Gimme Shelter

6.30pm Thursday March 31st 2016
Westminster Arts Library
35 St Martins Street
London WC1

Admission: £6 / £8.50 IN ADVANCE

Each ticket includes the 'social benefit' of Hendricks Gin Punch

From the Peabody flat to the Trellick Tower, affordable public accommodation has been a fundamental feature of London’s topography and architecture. 

It seemed one of the great social advances of the last century, but in these febrile days of privatisation, desperate demand, dizzying property prices and high-rise rents, what does Social Housing mean? Who deserves it? Can it survive?  

BBC journalist BRIAN WHEELER and social historian JOHN BOUGHTON investigate.

A soundtrack for the city will be provided by The Clerkenwell Kid.

In 2013, John Boughton created the online archive Municipal Dreams to celebrate the efforts and achievements of London's municipal reformers. Since then he has curated an extraordianry series of illustrated articles recording the capital’s social housing. John will join us to provide a chronological history of London council housing from the 1890s to the 1970s, seeking to celebrate its achievements and understand its failures. 

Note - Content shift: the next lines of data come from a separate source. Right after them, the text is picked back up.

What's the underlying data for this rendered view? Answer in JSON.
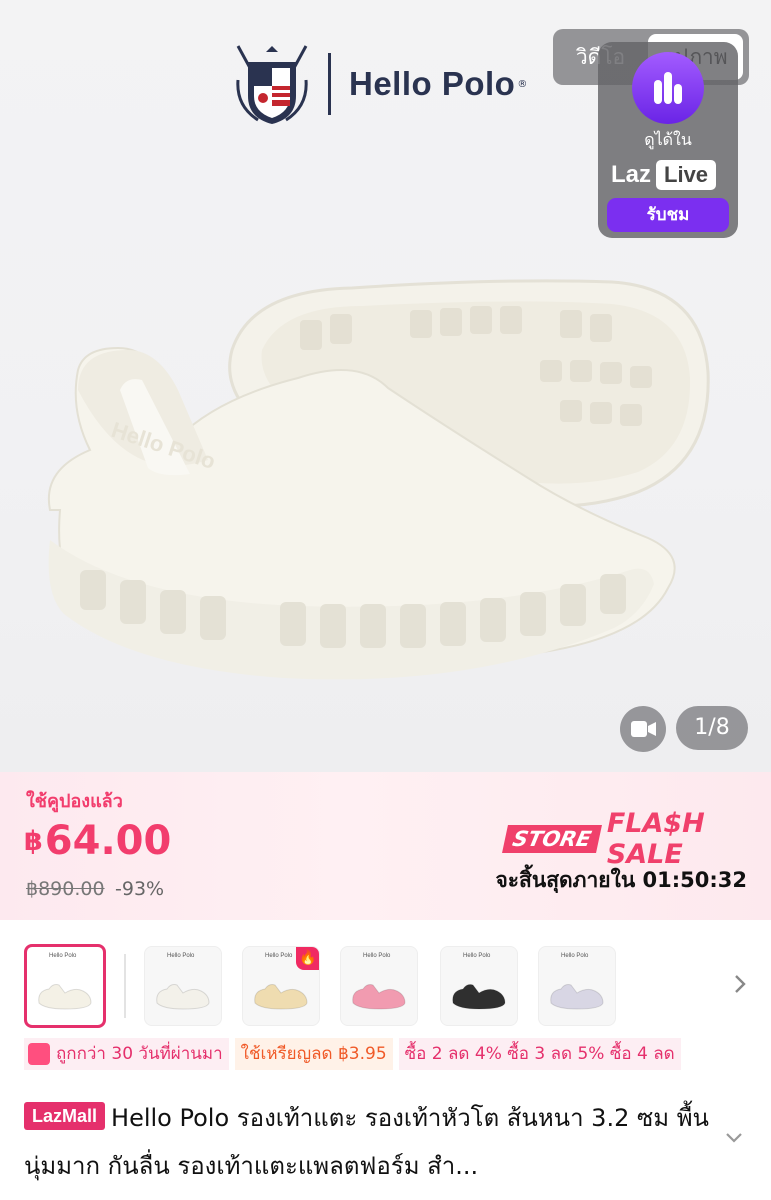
{
  "brand": {
    "name": "Hello Polo",
    "reg": "®"
  },
  "media_tabs": {
    "video": "วิดีโอ",
    "image": "รูปภาพ"
  },
  "lazlive": {
    "watch_in": "ดูได้ใน",
    "laz": "Laz",
    "live": "Live",
    "watch_button": "รับชม"
  },
  "gallery": {
    "counter": "1/8",
    "video_icon": "video-camera-icon"
  },
  "price": {
    "coupon_used": "ใช้คูปองแล้ว",
    "currency": "฿",
    "current": "64.00",
    "original": "฿890.00",
    "discount": "-93%",
    "flash_store": "STORE",
    "flash_sale": "FLA$H SALE",
    "ends_in": "จะสิ้นสุดภายใน 01:50:32",
    "accent": "#f23d6d"
  },
  "variants": {
    "items": [
      {
        "color": "#f4f1e6",
        "selected": true
      },
      {
        "color": "#f3f1ea",
        "selected": false
      },
      {
        "color": "#efdcb0",
        "selected": false,
        "hot": "🔥"
      },
      {
        "color": "#f19bb0",
        "selected": false
      },
      {
        "color": "#2f2f2f",
        "selected": false
      },
      {
        "color": "#d8d6e4",
        "selected": false
      }
    ],
    "mini_logo": "Hello Polo"
  },
  "promos": {
    "lower_than_30_days": "ถูกกว่า 30 วันที่ผ่านมา",
    "coins": "ใช้เหรียญลด ฿3.95",
    "bundle": "ซื้อ 2 ลด 4% ซื้อ 3 ลด 5% ซื้อ 4 ลด"
  },
  "product": {
    "badge": "LazMall",
    "title": "Hello Polo รองเท้าแตะ รองเท้าหัวโต ส้นหนา 3.2 ซม พื้นนุ่มมาก กันลื่น รองเท้าแตะแพลตฟอร์ม สำ..."
  }
}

From Lloyd George's promise of "homes fit for heroes" to Margaret Thatcher's dream of a property-owning democracy, housing has been at the centre of British politics for more than a century. But Labour voters lived in council houses, Tories owned their own homes.  BBC political journalist Brian Wheeler charts the revolution initiated by the "right to buy” scheme begun in the early 1970s, its explosion in the 1980s and the subsequent property booms, credit crunches and social changes which have seen London property prices, rents and demand massively escalate whilst its social housing stock has been decimated.

John Boughton is a social historian and author of the blog Municipal Dreams – a celebration of the pioneering reforms of local government with a particular focus on social housing. He has given many talks on the topic to a range of audiences including two contributions to the South Bank’s Changing Britain festival in April 2015.  His book on the social and political history of council housing will be published next year.

Brian Wheeler is a senior political and broadcast journalist at the BBC

SALON FOR THE CITY is an ANTIQUE BEAT production in association with HENDRICKS GIN